As a final complication, we assume that the Green, Yellow, and Red servers cannot communicate with each other. The networks are completely isolated. This complication is really the fly in the ointment -- if the networks could communicate with each other, we could use a standard remote depot solution.
The question then becomes: How can we maintain our three code bases effectively in Perforce? We want to easily manage the problem of periodically moving code from one system to another, and avoid an unnecessarily complicated build and release process.
At the Green level, things are very simple. Let's assume we have one product called Ace. We'll have a depot called Green. Starting out, we just have three files:
> p4 files //Green/...
//Green/Ace/src/green.c#1 - add change 636 (text)
//Green/Ace/src/red.c#1 - add change 636 (text)
//Green/Ace/src/yellow.c#1 - add change 636 (text)
The file green.c is the only real source file. The other two files are placeholders at this level; they are present to allow our build system to work correctly. (Rather than placeholders, they may be stubs that provide some simple functionality for testing.)
At the Yellow level, we provide a second depot called Yellow. This depot holds only the files that must be secured at the Yellow level. Having a separate depot provides a few advantages:
- A nice organizational element, which we'll examine in the next section;
- the ability to physically put files at the Yellow level on different physical storage;
- and an easy way to manage different permissions for files at the two levels. For instance, we can easily grant write access to the Yellow depot, and only open access to the Green depot, to make sure that no changes to Green code are submitted here.
For our example, let's say that we only have one file maintained at the Yellow level:
> p4 files //Yellow/...
//Yellow/Ace/src/yellow.c#1 - add change 637 (text)
Finally, at the Red level, we have a third depot, called Red. Again, only the files that must be maintained at the Red level are managed in this depot.
> p4 files //Red/...
//Red/Ace/src/red.c#1 - add change 638 (text)
So how do we move code from one server to another? For the sake of simplicity, we can just do code drops. Let's say we reach a good development milestone on our Green code. We can take a snapshot of the Green depot, move it to the //Green depot on the Yellow server, and import it there. That can be done using P4V's Reconcile Offline Work tool or a similar script. We can test on the Yellow server, and finally move snapshots of the Yellow and Green depots up to the Red server.
This approach of course does not preserve full history of the Green depot on the Yellow or Red servers, but it does give us important baselines or snapshots of the Green code to use for testing and development of the Yellow and Red code. Since all official development of the Green code has to happen on the Green server, this trade-off is acceptable in most cases.

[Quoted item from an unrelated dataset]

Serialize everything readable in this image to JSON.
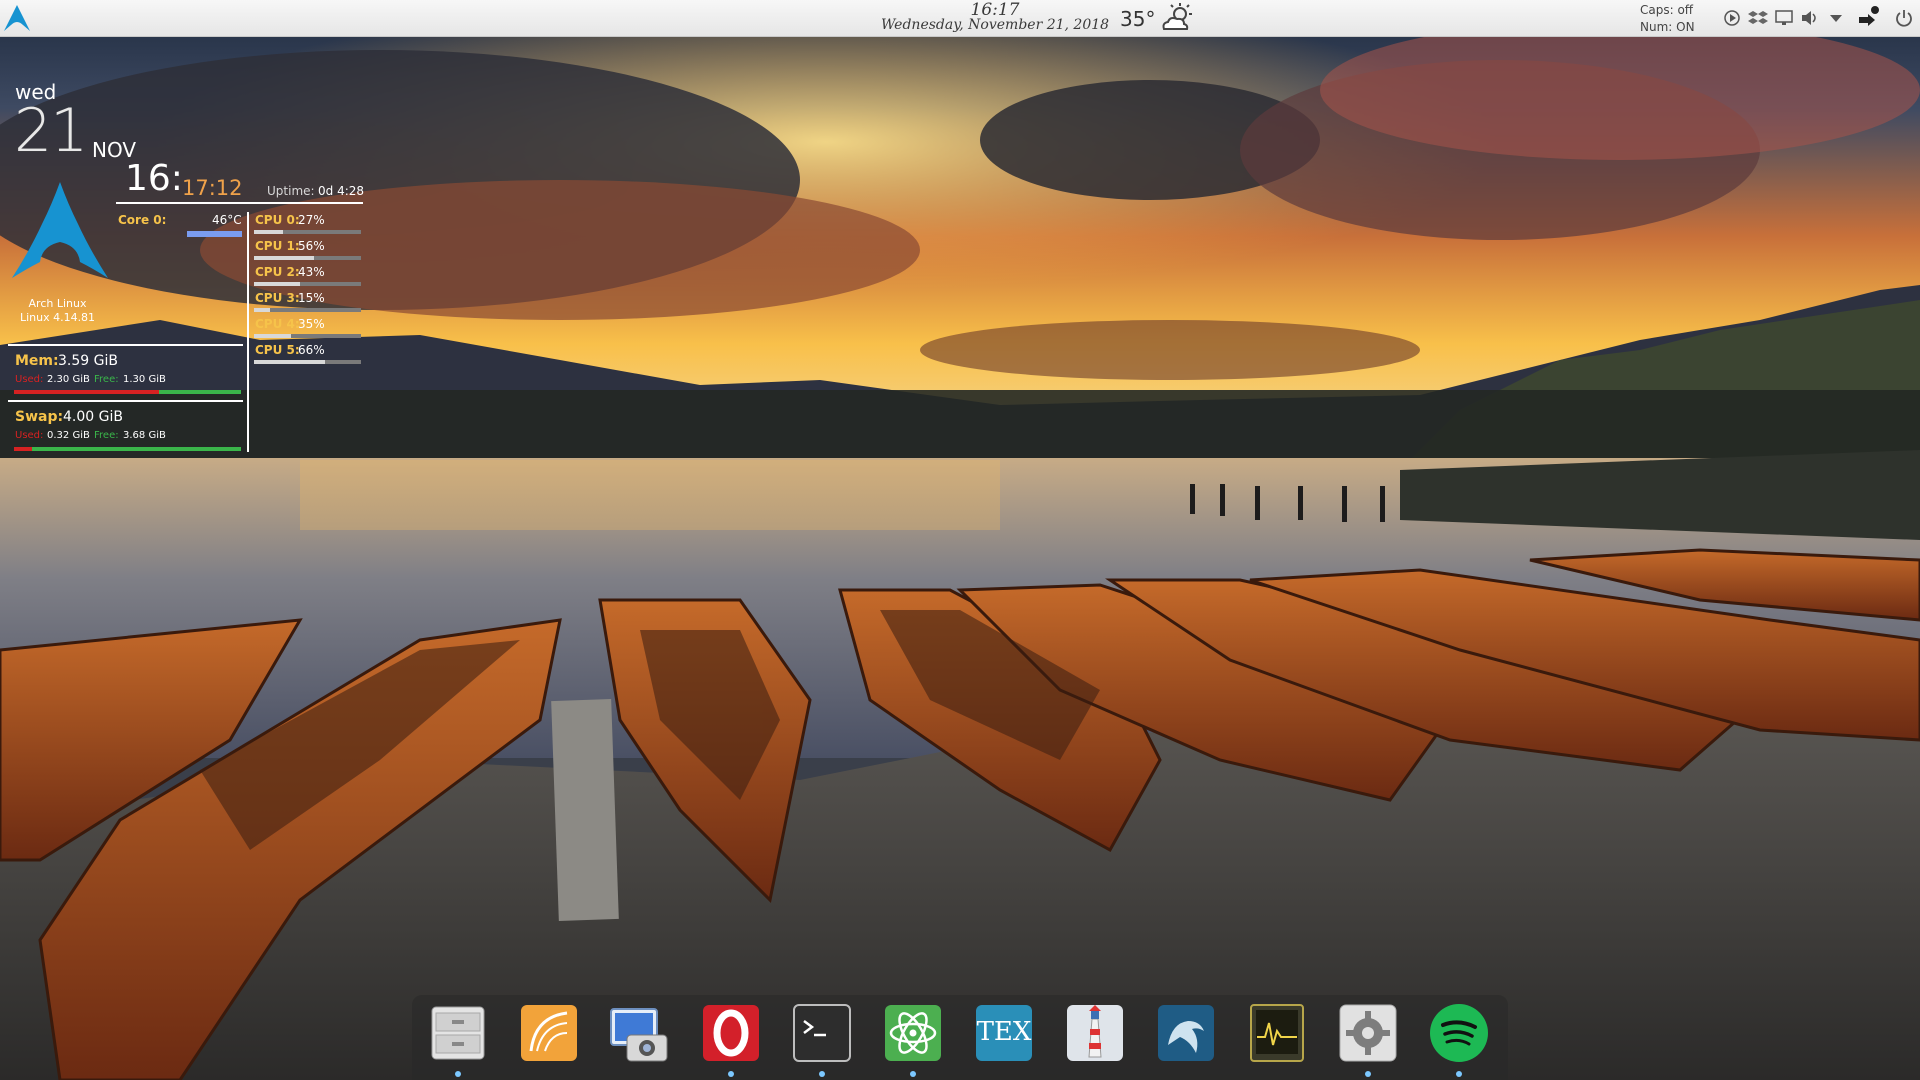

Now let's see how we can use this depot structure effectively.
At the Green level, our workspaces and build systems are simple. At the Yellow level, we use an overlay mapping in our workspace to superimpose the Yellow code:
Using this mapping, our real Yellow source code file is put into our workspace, instead of the placeholder/stub version. Our build system does not need to be changed.
At the Red level, we add one more mapping to overlay the Red depot:
This view gives us the real Red source code file, rather than the placeholder/stub.
As discussed in the previous section, we can easily set permissions on the three depots to make sure that only files at the server's own security level are modified. Files at the other level(s) may be opened but not submitted.
If necessary, we can use triggers to enforce these conventions in workspaces at the Yellow and Red levels.
One thing to watch out for is (surprise!) renamed files. If a file is renamed at the Yellow or Red levels, then its placeholder/stub at the Green level must also be renamed.